Hamlet did not murder Claudius as he did not want him to go to heaven. At first, he wasn’t sure about his uncle’s guilt and didn’t strive to stab an innocent man. Once Hamlet saw Claudius’ reaction to The Murder of Gonzago, all the doubts disappeared. Yet an opportunity to kill him appeared when Claudius was praying. Murdered in a sacred place with a prayer on one’s lips, a person would ascend to heaven. Hamlet could not let that happen.
In Act 3, Scene 3, Hamlet had an excellent opportunity to kill Claudius, but he delayed the act. Claudius was sitting on his knees with his back turned to Hamlet, and his eyes closed – completely defenseless. Nonetheless, he hesitated and left Claudius alone. Hamlet thought killing his uncle during the prayer, in a sacred place, will give him the chance to go to heaven:
It was unfair not only because Claudius would’ve escaped real punishment, but because Hamlet’s father didn’t have this chance. He died in his sleep, without repenting for his sins. The situation is ironic because Claudius was not genuinely praying. He was performing the act, but his mind was far from the prayer, though Hamlet did not know about that.
This scene shows that Hamlet’s problem was that he always thought about the aftermath. When he approached Claudius, he was inclined to kill him, but his excessive thinking prevented him from doing so.
These thoughts were coming from the beginning when the Ghost of Hamlet’s father visited him. The protagonist had a burden of doubt. Whether the spirit was good or evil and Claudius was guilty or innocent was a mystery. He was afraid to condemn his soul on danger, wishing to assure himself in Claudius’ guilt.
Later, Hamlet realized how much he loved his father; how much grief and sour was in his heart. It led him to the decision to kill the King. He promised to the Ghost to avenge him. However, the more he thought about this, the more doubts he had in his head. This hesitation was probably the reason for his delay in the murder of the King.

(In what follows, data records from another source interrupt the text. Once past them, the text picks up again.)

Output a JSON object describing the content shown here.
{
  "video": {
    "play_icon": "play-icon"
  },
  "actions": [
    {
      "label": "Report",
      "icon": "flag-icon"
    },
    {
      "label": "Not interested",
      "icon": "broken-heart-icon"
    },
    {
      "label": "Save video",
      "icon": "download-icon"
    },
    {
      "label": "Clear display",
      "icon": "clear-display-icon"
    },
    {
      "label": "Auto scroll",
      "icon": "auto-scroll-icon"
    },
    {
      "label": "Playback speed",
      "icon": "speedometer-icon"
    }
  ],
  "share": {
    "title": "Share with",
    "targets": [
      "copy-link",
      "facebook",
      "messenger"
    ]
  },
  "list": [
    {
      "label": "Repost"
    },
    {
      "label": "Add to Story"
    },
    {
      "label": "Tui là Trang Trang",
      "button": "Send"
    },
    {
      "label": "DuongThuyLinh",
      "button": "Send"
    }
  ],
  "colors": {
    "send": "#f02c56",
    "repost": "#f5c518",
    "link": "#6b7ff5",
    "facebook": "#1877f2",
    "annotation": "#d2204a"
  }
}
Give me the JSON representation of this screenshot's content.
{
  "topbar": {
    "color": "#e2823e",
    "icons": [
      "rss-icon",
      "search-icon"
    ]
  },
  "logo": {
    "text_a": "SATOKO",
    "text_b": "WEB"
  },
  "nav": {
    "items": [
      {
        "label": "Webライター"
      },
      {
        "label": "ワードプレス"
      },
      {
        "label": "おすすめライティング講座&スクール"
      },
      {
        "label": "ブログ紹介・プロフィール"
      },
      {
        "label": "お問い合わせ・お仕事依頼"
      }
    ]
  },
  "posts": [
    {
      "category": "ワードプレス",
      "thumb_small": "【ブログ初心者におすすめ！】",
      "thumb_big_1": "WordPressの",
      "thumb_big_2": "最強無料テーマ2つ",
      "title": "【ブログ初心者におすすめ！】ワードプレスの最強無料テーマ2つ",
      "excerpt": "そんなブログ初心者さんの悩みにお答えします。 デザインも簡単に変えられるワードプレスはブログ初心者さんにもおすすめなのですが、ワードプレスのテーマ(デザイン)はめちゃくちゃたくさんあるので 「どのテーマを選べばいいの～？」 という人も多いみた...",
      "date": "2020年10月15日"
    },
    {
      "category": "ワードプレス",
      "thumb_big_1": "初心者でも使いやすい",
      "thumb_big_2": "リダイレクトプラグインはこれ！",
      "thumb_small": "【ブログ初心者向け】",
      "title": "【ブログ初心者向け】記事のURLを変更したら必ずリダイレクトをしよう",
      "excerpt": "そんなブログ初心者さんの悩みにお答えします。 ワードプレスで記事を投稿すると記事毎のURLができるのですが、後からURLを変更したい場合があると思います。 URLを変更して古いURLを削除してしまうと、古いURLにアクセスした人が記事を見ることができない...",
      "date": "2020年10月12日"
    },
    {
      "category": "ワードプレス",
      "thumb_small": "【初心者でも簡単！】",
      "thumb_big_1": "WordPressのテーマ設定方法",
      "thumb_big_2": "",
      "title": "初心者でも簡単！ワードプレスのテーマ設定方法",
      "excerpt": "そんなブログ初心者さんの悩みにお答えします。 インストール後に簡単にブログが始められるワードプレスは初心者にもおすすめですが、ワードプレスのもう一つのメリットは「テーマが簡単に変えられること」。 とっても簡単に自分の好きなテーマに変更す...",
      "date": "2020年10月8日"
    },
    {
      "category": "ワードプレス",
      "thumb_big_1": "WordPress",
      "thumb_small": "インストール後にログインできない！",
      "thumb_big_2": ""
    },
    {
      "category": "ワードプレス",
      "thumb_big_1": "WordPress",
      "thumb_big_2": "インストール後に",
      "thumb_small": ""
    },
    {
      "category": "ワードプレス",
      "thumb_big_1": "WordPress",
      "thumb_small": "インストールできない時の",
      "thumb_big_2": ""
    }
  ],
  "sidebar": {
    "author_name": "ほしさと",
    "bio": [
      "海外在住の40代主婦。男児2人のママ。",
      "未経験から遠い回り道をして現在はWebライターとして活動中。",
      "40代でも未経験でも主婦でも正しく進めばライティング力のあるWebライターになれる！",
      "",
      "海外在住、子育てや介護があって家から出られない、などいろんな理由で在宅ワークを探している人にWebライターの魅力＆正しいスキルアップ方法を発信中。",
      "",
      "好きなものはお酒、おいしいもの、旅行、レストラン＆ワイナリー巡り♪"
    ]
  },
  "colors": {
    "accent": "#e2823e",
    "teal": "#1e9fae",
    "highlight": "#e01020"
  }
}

It may seem that Hamlet was weak and incapable of murder. Yet, he always impulsively acted unless he had a chance to think and analyze the situation. The scene Hamlet was confronting his mother is a good example. Overwhelmed with emotions, he killed Polonius, who was hiding behind the curtain. Similarly, Hamlet acted on adrenaline in Act 1, Scene 2, when he faced his mother’s death and felt the poison taking over his body. Being overcome with grief and pain, he finally killed Claudius. In other words, Hamlet is capable of murder, and his acts are based on emotional impulses.
Another reason for Hamlet’s decision was to preserve his character in the play. If he killed Claudius when he had a chance, he would prevent other deaths that would follow. The story would lose its meaning. Hamlet would no longer be a tragic character who met his death. Moreover, the King’s murder would make him a villain rather than a hero of the play. This situation resembles Shakespeare’s Macbeth, where the central character killed King Duncan while later was asleep. This act is considered heinous, and it would make Hamlet’s act heinous act as well.